Born in the sixies, I grew up a child of the seventies, when there were only three UK television channels available to watch (if you were fortunate enought to have a TV!).
I was raised on a council estate in a working class family and money was tight. Our TV even had a money meter fixed to it, as did the electric meter too! It was a norm back then. It was a way of surviving and living and we were happy. We were resilient.
A 'family treat' happened on Saturday evenings when we would watch the BBC programme 'The Generation Game'. A TV 'game show', then presented by the late Sir Bruce Forsyth who passed away in 2017. The format of the show involved family members, usually two adults, one older, one younger (hence generation link); with the aim to take on tasks and skills and compete against another 'family team'.
IN YOUR EARS
Paul suggests listening to this song to accompany reading this post!
Light entertainment as it's called
The family who scored the most points along the way, eventually had the chance to witness a converyor belt, loaded with prizes for a short a time, before having to recall the items one by one a short while later. Only one of the family members did this task.
Whatever items they could remember, they took away with them. The audience shouted to help the person remember what had passed by on the belt. It was indeed... 'a good game, good game' (as Brucie would say!).
Family Matters: Business Matters: Life Matters
I am aware that the BBC is bringing the programme back with new presenters in 2018. There have been a number of different presenters over the years and an absence of the programme from the screens altogether. But the concept of a 'Generation Game' should not just be restricted to a TV programme of 'light entertainment'.
In resilience terms, we share what we see, know and do, with family, friends and work colleagues. Our experiences and our joint working together to take on challenges and tasks; not only to win 'prizes or rewards', but often simply to get through life and the business jobs at hand. It matters to us all. We share stories and experiences and we pass the information on.
We work together
Conveyor Belt Principle
In our daily family and working lives, it is a pretty good assumption that somewhere along the journey, you will have been trained by someone more experienced. You may have even trained others who had less experience than you. A generation thing perhaps?

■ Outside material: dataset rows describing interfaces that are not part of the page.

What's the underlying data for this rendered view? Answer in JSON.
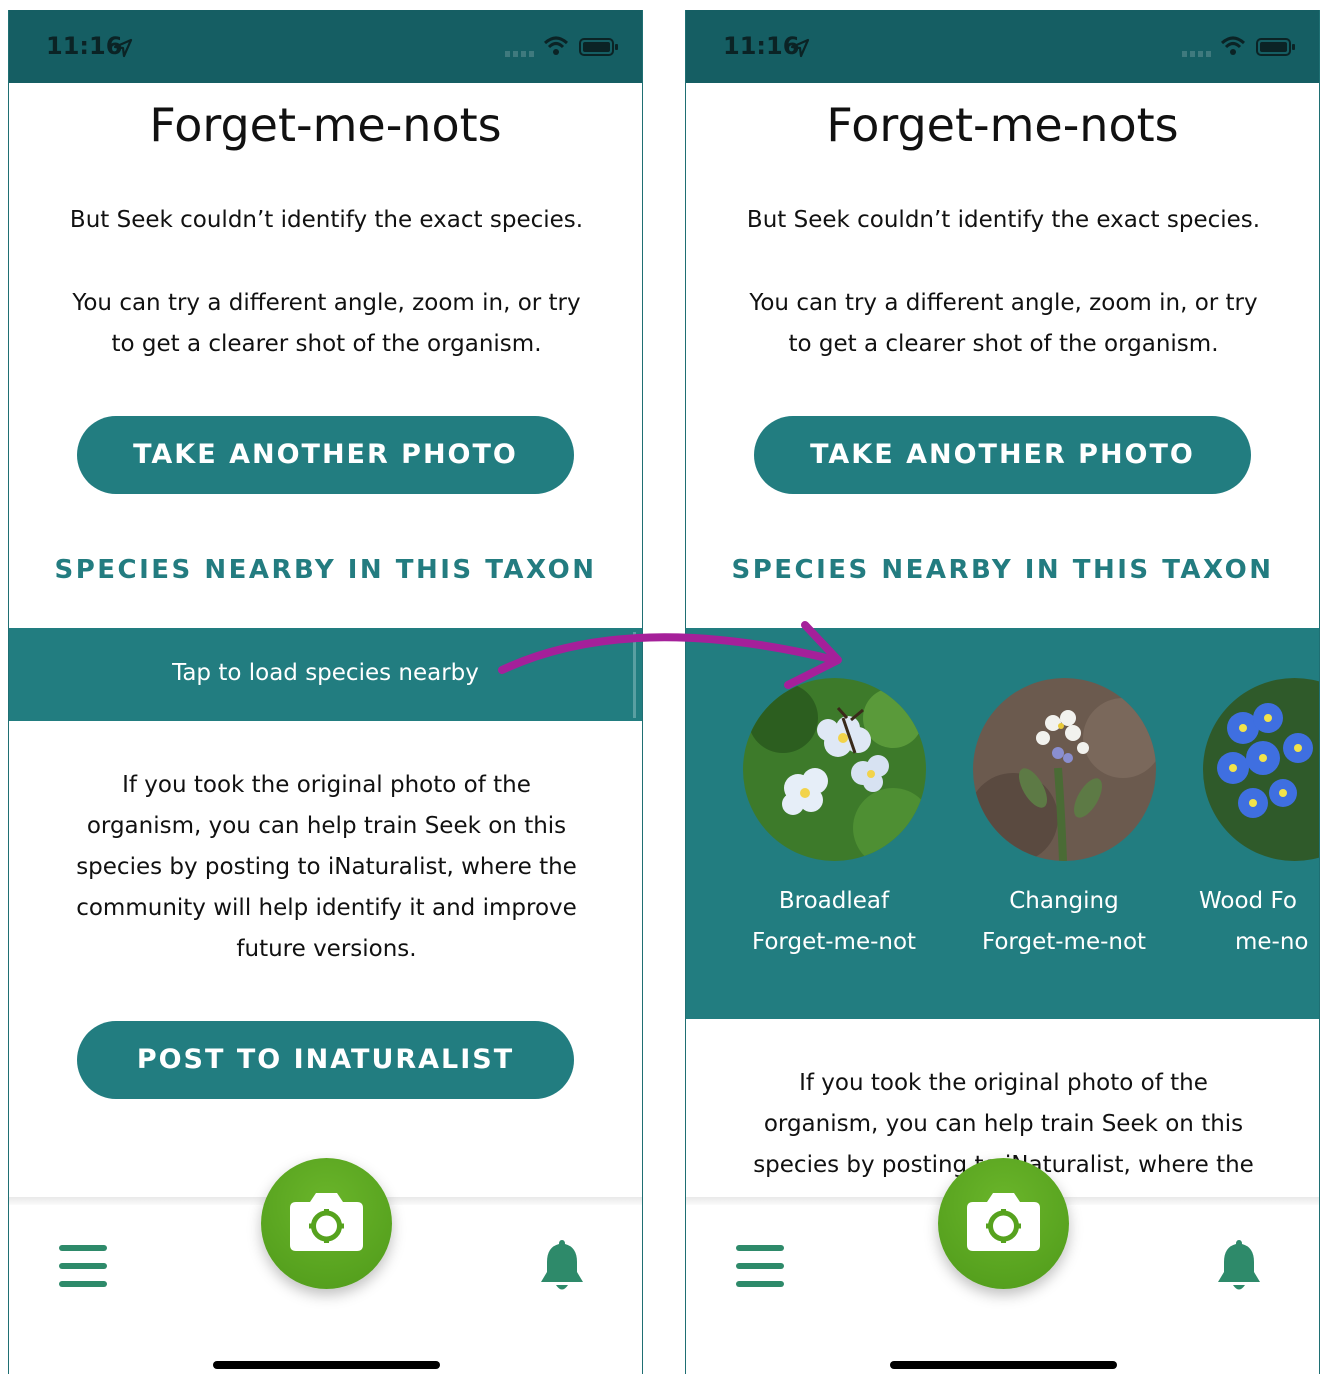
{
  "status_bar": {
    "time": "11:16"
  },
  "screen": {
    "title": "Forget-me-nots",
    "subtitle": "But Seek couldn’t identify the exact species.",
    "hint_line1": "You can try a different angle, zoom in, or try",
    "hint_line2": "to get a clearer shot of the organism.",
    "take_photo_button": "TAKE ANOTHER PHOTO",
    "species_heading": "SPECIES NEARBY IN THIS TAXON",
    "load_nearby": "Tap to load species nearby",
    "train_lines": [
      "If you took the original photo of the",
      "organism, you can help train Seek on this",
      "species by posting to iNaturalist, where the",
      "community will help identify it and improve",
      "future versions."
    ],
    "post_button": "POST TO INATURALIST"
  },
  "species": [
    {
      "line1": "Broadleaf",
      "line2": "Forget-me-not"
    },
    {
      "line1": "Changing",
      "line2": "Forget-me-not"
    },
    {
      "line1": "Wood Fo",
      "line2": "me-no"
    }
  ],
  "tab_bar": {
    "menu_icon": "menu-icon",
    "camera_icon": "camera-icon",
    "notifications_icon": "bell-icon"
  },
  "colors": {
    "teal": "#227d80",
    "status_teal": "#155e63",
    "green": "#5aa620",
    "arrow": "#a5209a",
    "nav_green": "#2e8a6a"
  }
}
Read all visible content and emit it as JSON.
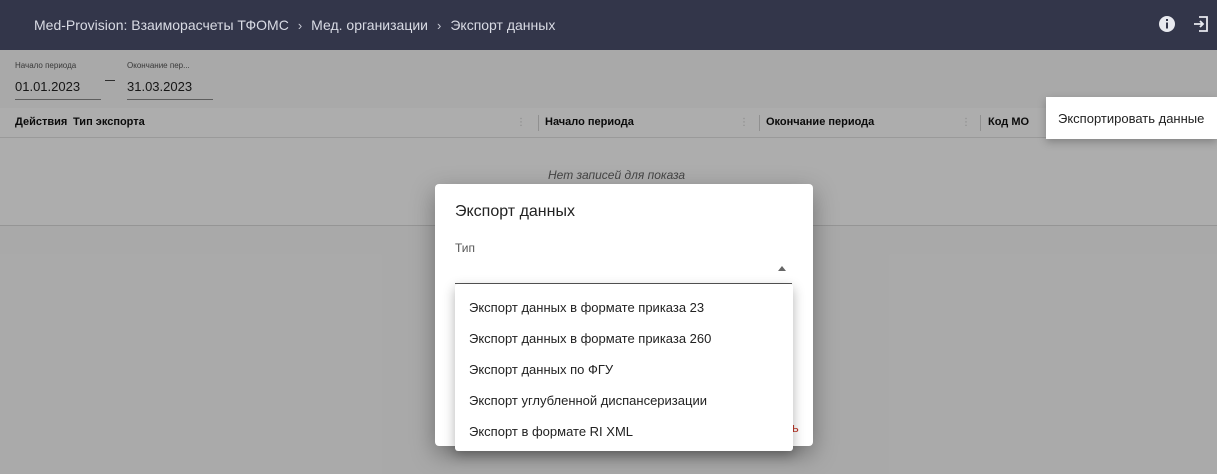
{
  "header": {
    "breadcrumbs": [
      "Med-Provision: Взаиморасчеты ТФОМС",
      "Мед. организации",
      "Экспорт данных"
    ],
    "separator": "›",
    "icons": [
      "info-icon",
      "logout-icon"
    ]
  },
  "filters": {
    "start": {
      "label": "Начало периода",
      "value": "01.01.2023"
    },
    "end": {
      "label": "Окончание пер...",
      "value": "31.03.2023"
    }
  },
  "toolbar": {
    "icons": [
      "menu-icon",
      "columns-icon"
    ]
  },
  "export_menu": {
    "item": "Экспортировать данные"
  },
  "table": {
    "columns": [
      "Действия",
      "Тип экспорта",
      "Начало периода",
      "Окончание периода",
      "Код МО"
    ],
    "empty_text": "Нет записей для показа"
  },
  "dialog": {
    "title": "Экспорт данных",
    "type_label": "Тип",
    "type_value": "",
    "action_partial": "ь",
    "options": [
      "Экспорт данных в формате приказа 23",
      "Экспорт данных в формате приказа 260",
      "Экспорт данных по ФГУ",
      "Экспорт углубленной диспансеризации",
      "Экспорт в формате RI XML"
    ]
  },
  "colors": {
    "topbar": "#33364a",
    "accent_red": "#c0392b",
    "overlay": "rgba(0,0,0,0.32)"
  }
}
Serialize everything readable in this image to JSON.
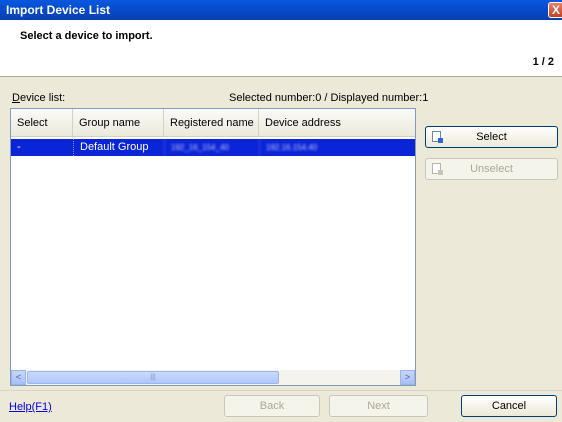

There will be 'family' love and protective advice passed down through generations to help you along the way. 'Don't go off with strangers' and 'don't play with matches' are just some examples. All kinds of relevant useful tips and information, sat on a 'conveyor belt' we see, receive and pass on, with the aim of being resilient; winning or getting through the 'game of life'.
If you can think of as a many useful and relevant resilient items and tips today, what would you expect to see on the 'conveyor belt' and how many would the next generation be able to understand and recall?
Cyber security, emergency plans, business continuity management, flood water protection, emergency grab bag, mobile phone, pen, paper, stay safe leaflet, fire extinguisher, water, clothing, blankets, personal protective equipment, emergency shelter... cuddly toy?
The Price is Right if you Play Your Cards Right
Ok, so I'm a bit of a 'saddo' and I can recall other Bruce Forsyth TV programmes of 'light entertainment' over the years. The Price is Right and Play Your Cards Right are pretty universal concepts involving 'games' that particpants play to 'win'.
Modern shows such as The Chase, Pointless, Tipping Point and I suspect, a whole lot more from around the globe, could easily be linked, with the concept of resilience. The taking part that counts or playing to survive, get through to the next heats, playing to win? That is what life and business is about.
We will take on challenges and tasks,
share some knowledge and work together
and be resilient
Everyone's a Winner?
No, of course there are winners and losers. That is life and business again. For whatever reason, it happens. But resilience is an immensely essential role in the everyday lives of leaders and players. Both in life and in business. The subject should never be totally confined to being compartmentalized into personal and business (organizational) resilience.
Resilience transcends and crosses all walks of life and business, because there is a human, family value to it.
Resilience is not 'light entertainment' of course not, but it starts within the family and generations first and then grows with maturity and experience, in the wider business and working life.
We will always be involved in The Generation (Resilience) Game, because we need it.
A truly down to earth, grounded individual who is a resilience professional. Helping people and organizations to build and maintain their capabilities to respond to and recover from, crisis, emergencies or disasters. Paul is the 'resilience maverick' because he is not like the average resilience professional. Paul wants to help everyone be a bit more resilient because they can! email@example.com